governments in affording health care including medicines and vaccines, and for better
implementation of the principle of universal health coverage.
10. The Group also expresses concern on the threats posed by increasing resistance to
Antimicrobial drugs including multi-drug resistant Malaria, HIV and Tuberculosis, which
are accelerated by excessive use of antimicrobials in animal feeds, inappropriate human
use, and the lack of new and approved antimicrobial drugs and recalls that the challenge
of combating antimicrobial resistance cannot be addressed by any country, or even region
of the world, alone. There is an urgent need for collective action to ensure responsible use
of antimicrobials in both human and animal husbandry and to reduce the burden of
antimicrobial resistance in the environment. In this context, the Group recognizes that the
countries with limited resources and vulnerable healthcare systems need particular help
and attention from the international Community in strengthening antimicrobial

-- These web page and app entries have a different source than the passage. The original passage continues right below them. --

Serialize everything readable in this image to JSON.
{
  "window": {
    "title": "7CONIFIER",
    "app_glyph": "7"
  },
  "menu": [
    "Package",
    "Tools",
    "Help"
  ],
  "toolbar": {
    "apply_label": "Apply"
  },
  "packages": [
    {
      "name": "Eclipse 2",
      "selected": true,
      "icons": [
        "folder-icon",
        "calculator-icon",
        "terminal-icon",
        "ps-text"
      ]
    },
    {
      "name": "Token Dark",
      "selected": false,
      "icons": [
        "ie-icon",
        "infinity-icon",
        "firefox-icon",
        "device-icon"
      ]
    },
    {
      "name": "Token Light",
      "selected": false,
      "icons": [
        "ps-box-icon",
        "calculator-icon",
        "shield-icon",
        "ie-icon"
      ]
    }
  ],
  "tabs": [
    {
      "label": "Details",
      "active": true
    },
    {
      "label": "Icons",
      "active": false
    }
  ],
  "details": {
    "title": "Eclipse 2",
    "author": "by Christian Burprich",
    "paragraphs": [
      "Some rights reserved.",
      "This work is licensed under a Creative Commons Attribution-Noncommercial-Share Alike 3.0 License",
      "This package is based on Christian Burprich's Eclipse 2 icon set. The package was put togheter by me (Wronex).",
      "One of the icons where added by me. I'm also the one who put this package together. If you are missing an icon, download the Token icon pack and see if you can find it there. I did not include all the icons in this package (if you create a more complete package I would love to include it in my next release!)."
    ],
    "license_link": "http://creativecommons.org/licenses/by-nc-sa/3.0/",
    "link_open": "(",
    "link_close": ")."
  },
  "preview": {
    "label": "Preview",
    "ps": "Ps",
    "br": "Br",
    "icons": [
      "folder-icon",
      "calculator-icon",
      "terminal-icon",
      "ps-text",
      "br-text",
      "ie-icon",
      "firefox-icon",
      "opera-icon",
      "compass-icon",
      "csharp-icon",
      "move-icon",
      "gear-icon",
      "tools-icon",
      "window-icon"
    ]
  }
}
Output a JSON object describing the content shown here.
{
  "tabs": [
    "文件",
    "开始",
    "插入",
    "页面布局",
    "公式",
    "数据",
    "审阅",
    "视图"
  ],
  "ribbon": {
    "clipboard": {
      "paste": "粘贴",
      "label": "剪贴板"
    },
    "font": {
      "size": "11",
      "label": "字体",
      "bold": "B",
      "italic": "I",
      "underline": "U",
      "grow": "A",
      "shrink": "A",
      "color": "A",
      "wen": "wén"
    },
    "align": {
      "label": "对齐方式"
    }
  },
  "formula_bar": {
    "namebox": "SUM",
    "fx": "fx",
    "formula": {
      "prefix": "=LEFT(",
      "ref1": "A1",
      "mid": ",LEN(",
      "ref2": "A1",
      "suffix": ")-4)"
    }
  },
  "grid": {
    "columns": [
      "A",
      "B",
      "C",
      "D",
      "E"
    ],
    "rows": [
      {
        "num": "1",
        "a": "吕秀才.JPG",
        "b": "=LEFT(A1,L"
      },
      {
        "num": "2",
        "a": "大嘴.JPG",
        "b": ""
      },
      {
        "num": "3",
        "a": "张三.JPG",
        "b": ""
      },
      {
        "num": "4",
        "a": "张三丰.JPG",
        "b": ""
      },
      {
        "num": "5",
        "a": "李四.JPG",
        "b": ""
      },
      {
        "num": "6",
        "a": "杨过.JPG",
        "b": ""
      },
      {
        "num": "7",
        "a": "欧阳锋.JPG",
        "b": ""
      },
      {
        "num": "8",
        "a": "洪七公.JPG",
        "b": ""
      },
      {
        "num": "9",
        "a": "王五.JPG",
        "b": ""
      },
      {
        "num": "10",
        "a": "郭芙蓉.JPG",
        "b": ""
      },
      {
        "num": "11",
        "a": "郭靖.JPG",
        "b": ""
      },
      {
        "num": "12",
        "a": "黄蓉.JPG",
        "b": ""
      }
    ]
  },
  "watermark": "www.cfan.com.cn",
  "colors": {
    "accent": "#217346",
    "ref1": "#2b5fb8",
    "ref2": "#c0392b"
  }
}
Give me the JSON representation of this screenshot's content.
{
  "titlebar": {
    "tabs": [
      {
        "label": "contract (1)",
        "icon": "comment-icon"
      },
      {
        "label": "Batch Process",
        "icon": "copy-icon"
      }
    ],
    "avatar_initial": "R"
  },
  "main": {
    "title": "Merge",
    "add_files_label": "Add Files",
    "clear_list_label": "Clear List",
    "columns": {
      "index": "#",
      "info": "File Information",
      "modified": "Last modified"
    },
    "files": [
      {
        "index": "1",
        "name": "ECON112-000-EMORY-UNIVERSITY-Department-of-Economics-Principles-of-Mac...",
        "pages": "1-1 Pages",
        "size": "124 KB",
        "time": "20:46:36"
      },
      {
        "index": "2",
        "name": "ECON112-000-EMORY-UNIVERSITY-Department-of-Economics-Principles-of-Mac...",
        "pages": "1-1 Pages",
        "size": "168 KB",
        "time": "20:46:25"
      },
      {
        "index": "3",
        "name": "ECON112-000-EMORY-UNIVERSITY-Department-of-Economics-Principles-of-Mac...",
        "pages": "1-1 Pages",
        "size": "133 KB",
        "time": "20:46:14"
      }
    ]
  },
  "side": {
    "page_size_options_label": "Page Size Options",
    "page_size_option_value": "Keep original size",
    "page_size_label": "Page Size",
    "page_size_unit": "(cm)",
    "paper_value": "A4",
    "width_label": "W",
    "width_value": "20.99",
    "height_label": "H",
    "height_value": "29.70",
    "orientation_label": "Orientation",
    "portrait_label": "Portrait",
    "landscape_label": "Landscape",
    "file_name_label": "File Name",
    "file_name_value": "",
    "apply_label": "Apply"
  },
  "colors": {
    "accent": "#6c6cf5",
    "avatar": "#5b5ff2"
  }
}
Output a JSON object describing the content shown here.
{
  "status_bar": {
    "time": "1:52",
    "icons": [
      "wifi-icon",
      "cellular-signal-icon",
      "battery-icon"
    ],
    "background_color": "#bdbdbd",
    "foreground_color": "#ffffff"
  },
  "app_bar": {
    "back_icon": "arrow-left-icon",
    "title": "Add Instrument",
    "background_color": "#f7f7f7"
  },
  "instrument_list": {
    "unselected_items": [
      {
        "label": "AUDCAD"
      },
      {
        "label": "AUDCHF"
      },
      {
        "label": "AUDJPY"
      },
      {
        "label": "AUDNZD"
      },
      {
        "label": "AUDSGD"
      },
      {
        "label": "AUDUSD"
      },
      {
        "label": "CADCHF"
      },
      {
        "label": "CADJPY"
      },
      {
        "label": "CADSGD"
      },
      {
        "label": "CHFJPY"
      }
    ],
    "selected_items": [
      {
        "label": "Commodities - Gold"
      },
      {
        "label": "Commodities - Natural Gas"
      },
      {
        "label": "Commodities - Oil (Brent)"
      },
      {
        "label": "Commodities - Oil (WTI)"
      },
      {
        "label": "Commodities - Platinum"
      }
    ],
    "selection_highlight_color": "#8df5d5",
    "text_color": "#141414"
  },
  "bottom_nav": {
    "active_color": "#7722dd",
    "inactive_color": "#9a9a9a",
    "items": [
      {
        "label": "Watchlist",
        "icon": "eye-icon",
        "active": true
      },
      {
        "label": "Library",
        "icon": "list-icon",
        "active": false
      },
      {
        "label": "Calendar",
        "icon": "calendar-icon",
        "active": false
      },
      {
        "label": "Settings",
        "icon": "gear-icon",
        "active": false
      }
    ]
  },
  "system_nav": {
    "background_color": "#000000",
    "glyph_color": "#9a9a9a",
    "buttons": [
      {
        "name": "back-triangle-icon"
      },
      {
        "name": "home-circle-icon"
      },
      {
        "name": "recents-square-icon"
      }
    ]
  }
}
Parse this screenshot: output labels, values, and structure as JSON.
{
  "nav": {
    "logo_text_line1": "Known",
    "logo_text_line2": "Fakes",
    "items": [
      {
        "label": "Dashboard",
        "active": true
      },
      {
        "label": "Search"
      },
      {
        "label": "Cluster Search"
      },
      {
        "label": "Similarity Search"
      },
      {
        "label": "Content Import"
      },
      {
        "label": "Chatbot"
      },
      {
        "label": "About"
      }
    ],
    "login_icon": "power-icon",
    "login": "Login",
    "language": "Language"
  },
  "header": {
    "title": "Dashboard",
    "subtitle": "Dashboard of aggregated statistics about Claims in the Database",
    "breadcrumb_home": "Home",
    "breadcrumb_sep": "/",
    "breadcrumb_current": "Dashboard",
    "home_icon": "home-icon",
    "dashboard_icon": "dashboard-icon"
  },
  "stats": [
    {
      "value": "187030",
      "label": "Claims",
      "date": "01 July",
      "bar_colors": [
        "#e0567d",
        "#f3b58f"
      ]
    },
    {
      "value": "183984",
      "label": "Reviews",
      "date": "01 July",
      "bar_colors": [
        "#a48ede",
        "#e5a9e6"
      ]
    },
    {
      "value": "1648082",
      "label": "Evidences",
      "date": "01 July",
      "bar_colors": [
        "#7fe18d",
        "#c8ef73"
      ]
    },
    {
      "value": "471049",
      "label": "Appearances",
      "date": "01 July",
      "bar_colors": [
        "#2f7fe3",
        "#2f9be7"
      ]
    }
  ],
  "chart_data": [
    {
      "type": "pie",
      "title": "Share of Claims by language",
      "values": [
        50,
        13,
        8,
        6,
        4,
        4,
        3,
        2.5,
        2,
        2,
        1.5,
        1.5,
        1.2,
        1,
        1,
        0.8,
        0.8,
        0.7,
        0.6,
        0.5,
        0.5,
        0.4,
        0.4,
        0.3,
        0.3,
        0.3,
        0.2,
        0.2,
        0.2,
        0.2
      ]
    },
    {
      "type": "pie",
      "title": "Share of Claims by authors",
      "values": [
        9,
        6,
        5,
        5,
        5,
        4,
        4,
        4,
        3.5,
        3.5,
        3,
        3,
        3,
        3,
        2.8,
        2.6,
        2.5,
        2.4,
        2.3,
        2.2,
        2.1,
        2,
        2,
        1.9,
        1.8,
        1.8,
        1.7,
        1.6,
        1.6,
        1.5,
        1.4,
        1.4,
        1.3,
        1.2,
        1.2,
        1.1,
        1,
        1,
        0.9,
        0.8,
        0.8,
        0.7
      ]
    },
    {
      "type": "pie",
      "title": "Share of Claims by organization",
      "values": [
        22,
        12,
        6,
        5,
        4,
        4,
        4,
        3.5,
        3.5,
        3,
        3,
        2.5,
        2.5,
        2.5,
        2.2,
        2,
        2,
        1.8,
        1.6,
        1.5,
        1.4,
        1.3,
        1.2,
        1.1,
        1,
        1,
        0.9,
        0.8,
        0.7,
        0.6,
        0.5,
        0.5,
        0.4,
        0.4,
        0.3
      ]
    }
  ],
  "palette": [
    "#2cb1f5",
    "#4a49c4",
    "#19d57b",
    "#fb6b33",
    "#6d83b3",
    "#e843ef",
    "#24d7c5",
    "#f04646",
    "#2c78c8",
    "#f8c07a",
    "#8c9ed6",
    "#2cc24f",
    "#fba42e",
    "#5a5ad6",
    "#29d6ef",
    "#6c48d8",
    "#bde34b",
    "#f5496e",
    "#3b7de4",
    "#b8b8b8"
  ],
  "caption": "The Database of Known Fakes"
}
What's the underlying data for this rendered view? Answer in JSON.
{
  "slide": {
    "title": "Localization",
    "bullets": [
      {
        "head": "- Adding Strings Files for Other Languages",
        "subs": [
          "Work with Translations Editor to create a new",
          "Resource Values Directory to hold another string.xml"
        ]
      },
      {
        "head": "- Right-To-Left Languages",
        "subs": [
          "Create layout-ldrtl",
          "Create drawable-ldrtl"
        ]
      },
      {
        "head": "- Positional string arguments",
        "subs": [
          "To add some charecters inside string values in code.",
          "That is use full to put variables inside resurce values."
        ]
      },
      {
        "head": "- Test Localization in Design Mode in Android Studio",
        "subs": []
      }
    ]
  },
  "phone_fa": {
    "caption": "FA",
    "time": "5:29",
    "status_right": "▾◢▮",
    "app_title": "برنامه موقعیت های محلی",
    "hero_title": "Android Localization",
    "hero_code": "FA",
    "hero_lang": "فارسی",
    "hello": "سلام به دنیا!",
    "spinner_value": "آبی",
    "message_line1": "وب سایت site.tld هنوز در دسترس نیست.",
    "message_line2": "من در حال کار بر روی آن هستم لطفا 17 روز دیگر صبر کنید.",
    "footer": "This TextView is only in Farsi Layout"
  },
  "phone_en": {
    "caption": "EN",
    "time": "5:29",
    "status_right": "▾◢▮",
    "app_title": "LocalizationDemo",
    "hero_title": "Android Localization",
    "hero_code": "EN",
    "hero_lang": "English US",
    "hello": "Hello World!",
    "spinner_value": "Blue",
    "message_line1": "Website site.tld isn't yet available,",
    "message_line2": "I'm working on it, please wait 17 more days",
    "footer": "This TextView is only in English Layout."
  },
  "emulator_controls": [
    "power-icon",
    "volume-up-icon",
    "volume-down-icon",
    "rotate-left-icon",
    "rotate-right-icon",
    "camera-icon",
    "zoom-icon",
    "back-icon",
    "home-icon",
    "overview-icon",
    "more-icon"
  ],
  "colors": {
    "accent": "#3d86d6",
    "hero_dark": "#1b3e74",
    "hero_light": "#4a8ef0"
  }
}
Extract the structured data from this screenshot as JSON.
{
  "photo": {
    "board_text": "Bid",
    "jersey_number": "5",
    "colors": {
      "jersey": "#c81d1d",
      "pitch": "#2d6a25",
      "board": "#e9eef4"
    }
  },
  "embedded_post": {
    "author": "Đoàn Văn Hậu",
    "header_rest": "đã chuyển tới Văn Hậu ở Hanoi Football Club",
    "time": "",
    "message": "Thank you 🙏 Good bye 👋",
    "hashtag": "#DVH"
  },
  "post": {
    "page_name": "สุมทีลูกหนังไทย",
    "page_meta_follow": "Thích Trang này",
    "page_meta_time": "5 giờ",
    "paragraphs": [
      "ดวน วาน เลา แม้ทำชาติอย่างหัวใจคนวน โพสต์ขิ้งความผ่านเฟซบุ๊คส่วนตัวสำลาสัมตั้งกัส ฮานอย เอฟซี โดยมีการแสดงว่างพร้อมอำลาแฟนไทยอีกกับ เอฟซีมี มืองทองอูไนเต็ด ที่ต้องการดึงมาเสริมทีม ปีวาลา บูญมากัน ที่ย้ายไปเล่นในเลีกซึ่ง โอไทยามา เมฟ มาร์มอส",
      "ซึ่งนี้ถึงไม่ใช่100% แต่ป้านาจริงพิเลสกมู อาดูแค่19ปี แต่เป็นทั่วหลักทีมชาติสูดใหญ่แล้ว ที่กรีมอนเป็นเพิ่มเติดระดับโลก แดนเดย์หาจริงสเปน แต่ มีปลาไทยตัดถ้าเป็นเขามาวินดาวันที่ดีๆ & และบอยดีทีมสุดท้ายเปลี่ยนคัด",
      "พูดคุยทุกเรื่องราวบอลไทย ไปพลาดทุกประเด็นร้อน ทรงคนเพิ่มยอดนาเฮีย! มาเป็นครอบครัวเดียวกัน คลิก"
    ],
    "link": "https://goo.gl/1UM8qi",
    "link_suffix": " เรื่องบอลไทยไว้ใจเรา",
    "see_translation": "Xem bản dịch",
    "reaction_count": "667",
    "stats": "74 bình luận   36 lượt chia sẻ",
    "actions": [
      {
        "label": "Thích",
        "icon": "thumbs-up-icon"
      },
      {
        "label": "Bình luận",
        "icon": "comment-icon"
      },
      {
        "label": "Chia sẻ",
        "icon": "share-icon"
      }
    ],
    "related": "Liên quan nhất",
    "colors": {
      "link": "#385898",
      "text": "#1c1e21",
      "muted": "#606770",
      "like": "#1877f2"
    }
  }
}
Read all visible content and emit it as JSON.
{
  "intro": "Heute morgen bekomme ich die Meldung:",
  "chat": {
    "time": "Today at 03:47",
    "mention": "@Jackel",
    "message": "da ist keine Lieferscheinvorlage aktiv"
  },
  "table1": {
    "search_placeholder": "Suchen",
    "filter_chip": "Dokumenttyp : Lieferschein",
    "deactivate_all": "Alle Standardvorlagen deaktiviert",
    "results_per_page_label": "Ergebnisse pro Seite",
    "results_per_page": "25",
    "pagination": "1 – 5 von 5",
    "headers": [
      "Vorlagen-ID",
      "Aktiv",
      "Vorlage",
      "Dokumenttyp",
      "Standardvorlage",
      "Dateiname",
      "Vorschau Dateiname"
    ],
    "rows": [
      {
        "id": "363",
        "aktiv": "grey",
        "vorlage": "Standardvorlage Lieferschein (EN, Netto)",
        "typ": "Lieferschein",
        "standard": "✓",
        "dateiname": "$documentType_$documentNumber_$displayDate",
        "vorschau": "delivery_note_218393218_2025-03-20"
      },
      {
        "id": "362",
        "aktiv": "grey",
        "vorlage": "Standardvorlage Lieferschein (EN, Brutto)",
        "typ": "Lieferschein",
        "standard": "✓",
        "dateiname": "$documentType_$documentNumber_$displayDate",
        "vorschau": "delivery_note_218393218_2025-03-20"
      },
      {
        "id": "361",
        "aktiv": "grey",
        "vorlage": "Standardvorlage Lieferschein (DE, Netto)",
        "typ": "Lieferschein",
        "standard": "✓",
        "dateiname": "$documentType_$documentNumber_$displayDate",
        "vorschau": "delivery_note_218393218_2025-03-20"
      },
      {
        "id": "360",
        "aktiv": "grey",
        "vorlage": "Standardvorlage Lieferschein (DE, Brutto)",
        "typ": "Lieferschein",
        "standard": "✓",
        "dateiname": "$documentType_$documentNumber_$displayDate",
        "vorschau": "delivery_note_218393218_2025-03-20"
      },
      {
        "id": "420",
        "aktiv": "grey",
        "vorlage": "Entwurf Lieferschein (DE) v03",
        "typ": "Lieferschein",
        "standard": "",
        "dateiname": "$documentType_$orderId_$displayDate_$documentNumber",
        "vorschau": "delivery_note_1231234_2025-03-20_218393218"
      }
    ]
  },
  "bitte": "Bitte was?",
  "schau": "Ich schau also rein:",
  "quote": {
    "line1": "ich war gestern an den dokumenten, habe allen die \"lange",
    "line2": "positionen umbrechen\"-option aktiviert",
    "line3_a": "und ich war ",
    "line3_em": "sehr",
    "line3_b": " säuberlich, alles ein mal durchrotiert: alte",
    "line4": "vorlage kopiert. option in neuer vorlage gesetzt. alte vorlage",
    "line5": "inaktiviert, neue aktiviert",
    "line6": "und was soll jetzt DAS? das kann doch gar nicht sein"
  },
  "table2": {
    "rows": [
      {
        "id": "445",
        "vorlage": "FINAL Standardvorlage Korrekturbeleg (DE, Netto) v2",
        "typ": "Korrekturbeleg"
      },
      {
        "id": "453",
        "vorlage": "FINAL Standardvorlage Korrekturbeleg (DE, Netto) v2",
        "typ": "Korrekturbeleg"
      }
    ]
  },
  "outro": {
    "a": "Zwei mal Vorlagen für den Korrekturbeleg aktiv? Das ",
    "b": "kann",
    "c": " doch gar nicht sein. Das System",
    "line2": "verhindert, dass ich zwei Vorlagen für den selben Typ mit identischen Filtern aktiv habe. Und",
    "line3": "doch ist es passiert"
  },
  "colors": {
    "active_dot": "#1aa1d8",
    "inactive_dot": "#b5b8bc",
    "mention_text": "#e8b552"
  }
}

stewardship and infection prevention and control, as well as in reinforcing cooperation in
research & development investments.
11. The Group also wishes to underscore the importance of strengthening public health
systems as both a health and a development goal, in order to address the health related
priorities in an inclusive, people–centric, transparent and sustainable manner based on the
principles of equity, and social justice, which will build on the progress achieved by
States in realizing the MDGs. In this regard, the Group closely follows the ongoing
negotiation on the post – 2015 development agenda, and believes that health and
development must remain core principles of the agenda, as also underlined by the Open
Working Group on Sustainable Development Goals in their proposals.
12. The Group is also concerned on the emerging and critical challenges of noncommunicable diseases (NCDs), which are closely linked to an array of socio-economic
issues that are being disproportionately felt by developing countries. The Group
underscores the importance of comprehensive multistakeholder strategies to address the
NCD challenges, including policies and strategies to access affordable and equitable
prevention, treatment and care. Regarding neglected tropical diseases, we underscore
the term ‘neglected’ as these diseases disproportionately affect the poor, but have been
long underserved. We therefore encourage the continued prioritization of these diseases in
national as well as global health agendas, in order to prevent any conceivable
13. Finally the Group wishes to reiterate its firm recognition of WHO’s leading role in
shaping global health policies and in engaging and coordinating global health partners. In
this regard, we appreciate the efforts of the Director General Dr. Margaret Chan in
leading the organization, and also notes the commitments as outlined in the ‘WHO
Statement on the Ebola Response and WHO Reforms’ undertaken by the Director General
and the Staff of the WHO, on the lessons learnt and the path defined for a stronger WHO.
We hope that these commitments will be transpired in to action, enabling the WHO to
emerge more effectively and stronger to be able to fulfill its mandate as the leading global
health authority, for improved health outcomes.